SUPPLIED RECORDS —
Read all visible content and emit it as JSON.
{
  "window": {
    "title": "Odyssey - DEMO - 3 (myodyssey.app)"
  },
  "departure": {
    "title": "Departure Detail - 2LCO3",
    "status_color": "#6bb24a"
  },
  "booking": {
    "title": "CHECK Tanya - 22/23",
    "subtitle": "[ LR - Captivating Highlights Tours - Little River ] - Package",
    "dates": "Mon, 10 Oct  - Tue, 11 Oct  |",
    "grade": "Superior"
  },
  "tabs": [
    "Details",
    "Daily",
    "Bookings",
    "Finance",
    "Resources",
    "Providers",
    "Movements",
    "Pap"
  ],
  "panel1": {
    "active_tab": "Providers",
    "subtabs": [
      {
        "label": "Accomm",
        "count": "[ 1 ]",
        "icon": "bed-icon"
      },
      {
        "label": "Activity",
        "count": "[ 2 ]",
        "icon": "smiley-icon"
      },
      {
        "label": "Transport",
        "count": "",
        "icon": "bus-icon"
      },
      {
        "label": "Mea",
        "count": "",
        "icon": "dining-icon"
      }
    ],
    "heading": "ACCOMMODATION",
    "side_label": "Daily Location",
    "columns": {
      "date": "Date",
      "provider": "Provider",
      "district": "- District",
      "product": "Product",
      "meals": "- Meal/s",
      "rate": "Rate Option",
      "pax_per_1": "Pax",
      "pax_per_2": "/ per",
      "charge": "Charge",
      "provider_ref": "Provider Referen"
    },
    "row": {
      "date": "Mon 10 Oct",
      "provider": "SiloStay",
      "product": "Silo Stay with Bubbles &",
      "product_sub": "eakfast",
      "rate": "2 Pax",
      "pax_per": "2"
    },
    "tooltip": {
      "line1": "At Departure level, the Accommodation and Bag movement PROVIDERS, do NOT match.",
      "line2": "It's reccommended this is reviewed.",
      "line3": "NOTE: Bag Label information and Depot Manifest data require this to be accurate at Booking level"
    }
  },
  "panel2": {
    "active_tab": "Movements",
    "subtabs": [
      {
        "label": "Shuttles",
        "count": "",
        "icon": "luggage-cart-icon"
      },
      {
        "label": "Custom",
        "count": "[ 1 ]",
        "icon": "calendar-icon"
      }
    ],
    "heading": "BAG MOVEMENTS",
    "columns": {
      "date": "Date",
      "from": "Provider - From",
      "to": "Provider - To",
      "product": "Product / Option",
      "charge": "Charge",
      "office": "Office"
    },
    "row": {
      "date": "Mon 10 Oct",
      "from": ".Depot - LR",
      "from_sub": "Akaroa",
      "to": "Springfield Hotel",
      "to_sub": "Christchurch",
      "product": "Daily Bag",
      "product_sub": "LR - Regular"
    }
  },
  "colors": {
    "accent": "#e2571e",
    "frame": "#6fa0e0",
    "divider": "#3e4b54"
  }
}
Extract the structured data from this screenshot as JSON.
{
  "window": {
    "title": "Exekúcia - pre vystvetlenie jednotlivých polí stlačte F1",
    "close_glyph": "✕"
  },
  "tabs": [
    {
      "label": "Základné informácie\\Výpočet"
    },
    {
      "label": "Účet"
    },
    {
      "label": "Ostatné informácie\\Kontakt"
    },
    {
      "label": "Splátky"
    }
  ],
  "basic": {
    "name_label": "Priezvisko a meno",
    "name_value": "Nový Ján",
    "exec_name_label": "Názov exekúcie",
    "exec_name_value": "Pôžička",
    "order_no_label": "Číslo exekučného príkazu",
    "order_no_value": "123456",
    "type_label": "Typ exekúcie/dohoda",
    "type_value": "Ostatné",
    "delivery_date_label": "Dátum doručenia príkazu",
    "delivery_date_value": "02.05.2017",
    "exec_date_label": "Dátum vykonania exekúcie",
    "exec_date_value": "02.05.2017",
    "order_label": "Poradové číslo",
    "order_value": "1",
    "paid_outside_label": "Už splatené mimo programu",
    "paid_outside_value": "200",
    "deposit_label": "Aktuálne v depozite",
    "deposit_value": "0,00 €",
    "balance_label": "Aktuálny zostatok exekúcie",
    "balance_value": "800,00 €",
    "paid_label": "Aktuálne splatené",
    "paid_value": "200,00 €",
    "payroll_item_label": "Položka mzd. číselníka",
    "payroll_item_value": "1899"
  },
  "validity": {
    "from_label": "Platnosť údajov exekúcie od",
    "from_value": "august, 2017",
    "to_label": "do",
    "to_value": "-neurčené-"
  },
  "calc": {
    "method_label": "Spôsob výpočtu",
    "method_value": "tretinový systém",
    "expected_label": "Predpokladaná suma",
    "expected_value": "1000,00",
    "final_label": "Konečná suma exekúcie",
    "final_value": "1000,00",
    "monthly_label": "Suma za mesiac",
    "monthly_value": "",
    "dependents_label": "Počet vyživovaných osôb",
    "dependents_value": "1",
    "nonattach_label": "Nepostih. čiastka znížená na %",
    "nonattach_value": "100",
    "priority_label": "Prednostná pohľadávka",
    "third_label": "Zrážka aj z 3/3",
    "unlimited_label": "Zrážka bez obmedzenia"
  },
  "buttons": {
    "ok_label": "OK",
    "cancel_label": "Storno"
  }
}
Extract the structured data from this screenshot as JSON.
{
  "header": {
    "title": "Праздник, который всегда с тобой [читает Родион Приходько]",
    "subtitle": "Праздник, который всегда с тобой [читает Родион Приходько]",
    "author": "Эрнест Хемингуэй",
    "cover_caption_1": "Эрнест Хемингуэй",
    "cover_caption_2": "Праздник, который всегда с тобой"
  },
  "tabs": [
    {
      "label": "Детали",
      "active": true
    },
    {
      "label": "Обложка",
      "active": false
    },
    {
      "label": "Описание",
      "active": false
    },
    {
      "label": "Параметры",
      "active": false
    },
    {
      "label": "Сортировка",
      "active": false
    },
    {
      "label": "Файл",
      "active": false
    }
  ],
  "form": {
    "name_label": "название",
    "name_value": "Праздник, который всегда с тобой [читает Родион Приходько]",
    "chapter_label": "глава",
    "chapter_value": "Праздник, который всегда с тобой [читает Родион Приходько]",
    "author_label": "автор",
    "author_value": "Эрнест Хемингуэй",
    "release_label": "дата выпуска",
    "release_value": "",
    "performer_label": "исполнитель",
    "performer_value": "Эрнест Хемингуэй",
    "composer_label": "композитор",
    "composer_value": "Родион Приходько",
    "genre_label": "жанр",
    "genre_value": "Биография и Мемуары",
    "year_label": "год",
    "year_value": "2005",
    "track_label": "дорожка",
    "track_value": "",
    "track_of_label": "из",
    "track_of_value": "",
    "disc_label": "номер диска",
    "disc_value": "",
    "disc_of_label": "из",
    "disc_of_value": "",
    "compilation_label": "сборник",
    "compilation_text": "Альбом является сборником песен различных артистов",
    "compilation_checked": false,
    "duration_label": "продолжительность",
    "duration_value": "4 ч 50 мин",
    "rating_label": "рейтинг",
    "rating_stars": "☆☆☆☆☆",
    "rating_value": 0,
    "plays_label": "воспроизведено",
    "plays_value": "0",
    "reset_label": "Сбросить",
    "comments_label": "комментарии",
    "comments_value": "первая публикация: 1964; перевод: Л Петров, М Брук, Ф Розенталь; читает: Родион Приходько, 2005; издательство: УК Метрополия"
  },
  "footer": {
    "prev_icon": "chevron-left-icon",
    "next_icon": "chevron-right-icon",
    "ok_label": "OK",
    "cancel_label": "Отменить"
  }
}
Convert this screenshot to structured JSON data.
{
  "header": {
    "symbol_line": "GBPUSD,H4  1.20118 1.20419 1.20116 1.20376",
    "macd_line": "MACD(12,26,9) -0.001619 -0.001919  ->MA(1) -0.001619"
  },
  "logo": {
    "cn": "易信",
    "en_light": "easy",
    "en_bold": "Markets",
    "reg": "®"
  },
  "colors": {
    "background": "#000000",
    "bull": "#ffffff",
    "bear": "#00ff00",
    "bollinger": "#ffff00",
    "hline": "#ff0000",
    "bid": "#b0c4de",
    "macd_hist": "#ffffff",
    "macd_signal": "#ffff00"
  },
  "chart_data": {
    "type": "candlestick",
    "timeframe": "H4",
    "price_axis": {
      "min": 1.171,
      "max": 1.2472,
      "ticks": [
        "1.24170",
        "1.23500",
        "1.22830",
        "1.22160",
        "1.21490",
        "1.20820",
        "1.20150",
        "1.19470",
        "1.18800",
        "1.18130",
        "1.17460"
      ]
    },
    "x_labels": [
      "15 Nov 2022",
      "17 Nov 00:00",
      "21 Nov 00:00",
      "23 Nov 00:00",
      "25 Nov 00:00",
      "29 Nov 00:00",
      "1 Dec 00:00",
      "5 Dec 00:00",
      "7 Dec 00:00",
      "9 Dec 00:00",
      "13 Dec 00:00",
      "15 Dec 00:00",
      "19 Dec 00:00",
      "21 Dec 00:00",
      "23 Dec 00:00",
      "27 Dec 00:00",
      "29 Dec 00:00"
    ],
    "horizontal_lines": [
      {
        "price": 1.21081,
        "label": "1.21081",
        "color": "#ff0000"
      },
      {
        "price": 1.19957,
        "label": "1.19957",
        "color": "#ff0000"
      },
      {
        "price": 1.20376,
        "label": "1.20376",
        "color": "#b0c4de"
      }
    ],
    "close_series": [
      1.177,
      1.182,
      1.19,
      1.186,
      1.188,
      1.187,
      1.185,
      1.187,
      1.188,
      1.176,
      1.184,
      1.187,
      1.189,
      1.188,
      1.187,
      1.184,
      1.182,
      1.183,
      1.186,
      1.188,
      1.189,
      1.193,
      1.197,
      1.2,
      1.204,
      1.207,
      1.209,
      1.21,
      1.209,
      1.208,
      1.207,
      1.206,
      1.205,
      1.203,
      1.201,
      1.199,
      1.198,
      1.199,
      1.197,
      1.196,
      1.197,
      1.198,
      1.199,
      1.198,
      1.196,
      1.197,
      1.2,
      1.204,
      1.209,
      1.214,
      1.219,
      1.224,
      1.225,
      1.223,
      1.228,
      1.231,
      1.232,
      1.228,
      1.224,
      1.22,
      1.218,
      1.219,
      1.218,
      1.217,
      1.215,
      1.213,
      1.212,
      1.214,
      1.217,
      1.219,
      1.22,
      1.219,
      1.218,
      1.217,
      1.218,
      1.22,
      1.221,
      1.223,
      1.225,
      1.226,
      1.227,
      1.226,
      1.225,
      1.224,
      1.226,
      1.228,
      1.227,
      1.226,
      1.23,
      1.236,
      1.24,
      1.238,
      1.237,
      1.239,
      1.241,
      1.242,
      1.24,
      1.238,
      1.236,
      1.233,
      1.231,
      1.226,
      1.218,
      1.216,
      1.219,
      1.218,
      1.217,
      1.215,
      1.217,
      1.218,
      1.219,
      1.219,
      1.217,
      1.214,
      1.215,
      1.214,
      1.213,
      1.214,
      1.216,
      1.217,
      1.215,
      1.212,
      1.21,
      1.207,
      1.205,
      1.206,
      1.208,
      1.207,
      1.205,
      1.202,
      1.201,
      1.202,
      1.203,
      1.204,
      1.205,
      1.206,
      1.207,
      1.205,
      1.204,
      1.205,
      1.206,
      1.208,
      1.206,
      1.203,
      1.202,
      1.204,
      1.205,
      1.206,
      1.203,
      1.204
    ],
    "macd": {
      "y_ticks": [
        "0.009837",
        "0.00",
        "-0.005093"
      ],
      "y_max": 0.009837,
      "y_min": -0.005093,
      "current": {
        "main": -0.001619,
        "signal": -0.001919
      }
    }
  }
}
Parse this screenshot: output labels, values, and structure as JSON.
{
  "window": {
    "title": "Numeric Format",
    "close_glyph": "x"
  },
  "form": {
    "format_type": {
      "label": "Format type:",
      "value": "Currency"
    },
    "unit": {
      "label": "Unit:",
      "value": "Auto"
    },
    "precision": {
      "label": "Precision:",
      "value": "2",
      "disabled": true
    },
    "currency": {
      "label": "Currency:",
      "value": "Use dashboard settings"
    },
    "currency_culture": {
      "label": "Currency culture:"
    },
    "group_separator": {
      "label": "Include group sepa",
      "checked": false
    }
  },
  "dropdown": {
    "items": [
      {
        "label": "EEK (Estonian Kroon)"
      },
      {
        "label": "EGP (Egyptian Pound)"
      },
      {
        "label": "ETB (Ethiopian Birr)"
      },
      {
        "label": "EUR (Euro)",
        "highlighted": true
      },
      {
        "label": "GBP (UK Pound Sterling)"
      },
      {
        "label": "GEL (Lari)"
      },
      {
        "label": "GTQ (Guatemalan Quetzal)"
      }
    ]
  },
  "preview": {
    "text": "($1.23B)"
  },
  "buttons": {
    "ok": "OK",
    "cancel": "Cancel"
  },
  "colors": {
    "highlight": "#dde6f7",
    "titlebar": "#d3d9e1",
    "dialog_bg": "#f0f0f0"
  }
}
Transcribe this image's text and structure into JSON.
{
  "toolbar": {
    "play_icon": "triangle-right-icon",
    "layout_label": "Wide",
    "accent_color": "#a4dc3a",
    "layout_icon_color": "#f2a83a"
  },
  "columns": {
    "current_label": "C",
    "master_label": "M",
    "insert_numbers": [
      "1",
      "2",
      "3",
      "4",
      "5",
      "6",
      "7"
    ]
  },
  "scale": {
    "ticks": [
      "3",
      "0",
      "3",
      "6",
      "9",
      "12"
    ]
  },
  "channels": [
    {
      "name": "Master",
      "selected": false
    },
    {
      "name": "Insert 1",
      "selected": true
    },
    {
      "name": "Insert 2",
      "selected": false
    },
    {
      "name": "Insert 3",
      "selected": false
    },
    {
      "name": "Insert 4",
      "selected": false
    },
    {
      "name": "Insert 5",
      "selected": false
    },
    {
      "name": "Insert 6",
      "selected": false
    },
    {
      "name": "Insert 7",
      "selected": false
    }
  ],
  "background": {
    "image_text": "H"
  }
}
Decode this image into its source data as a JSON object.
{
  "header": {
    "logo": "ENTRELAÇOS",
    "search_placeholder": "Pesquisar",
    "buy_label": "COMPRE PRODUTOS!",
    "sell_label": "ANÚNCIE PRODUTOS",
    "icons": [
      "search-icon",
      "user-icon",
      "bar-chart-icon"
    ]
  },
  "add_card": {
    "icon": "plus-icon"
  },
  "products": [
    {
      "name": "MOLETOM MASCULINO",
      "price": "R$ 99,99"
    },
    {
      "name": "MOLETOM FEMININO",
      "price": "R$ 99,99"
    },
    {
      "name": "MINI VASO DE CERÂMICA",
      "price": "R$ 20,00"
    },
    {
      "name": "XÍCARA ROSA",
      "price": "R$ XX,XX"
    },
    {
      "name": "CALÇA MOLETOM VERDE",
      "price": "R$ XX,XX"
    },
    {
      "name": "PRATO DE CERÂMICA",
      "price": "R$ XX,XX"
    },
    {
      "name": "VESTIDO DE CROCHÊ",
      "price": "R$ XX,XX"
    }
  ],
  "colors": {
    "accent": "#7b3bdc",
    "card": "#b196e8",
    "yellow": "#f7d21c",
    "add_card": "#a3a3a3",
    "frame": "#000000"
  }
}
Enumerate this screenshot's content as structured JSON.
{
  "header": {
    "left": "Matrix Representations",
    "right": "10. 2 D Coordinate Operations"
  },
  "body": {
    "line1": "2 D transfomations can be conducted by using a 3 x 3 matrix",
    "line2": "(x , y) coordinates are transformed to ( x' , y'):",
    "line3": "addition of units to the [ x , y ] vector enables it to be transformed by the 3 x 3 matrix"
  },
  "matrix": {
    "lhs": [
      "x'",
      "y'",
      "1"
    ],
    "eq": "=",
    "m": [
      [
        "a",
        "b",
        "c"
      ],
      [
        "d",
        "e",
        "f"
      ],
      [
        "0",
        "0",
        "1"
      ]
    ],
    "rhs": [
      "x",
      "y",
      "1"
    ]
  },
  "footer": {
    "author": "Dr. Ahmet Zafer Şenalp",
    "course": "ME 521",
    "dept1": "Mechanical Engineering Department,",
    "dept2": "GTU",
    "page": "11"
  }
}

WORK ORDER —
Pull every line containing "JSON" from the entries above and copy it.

RESPONSE AREA —
Read all visible content and emit it as JSON.
Extract the structured data from this screenshot as JSON.
Extract the structured data from this screenshot as JSON.
Convert this screenshot to structured JSON data.
Parse this screenshot: output labels, values, and structure as JSON.
Transcribe this image's text and structure into JSON.
Decode this image into its source data as a JSON object.
Enumerate this screenshot's content as structured JSON.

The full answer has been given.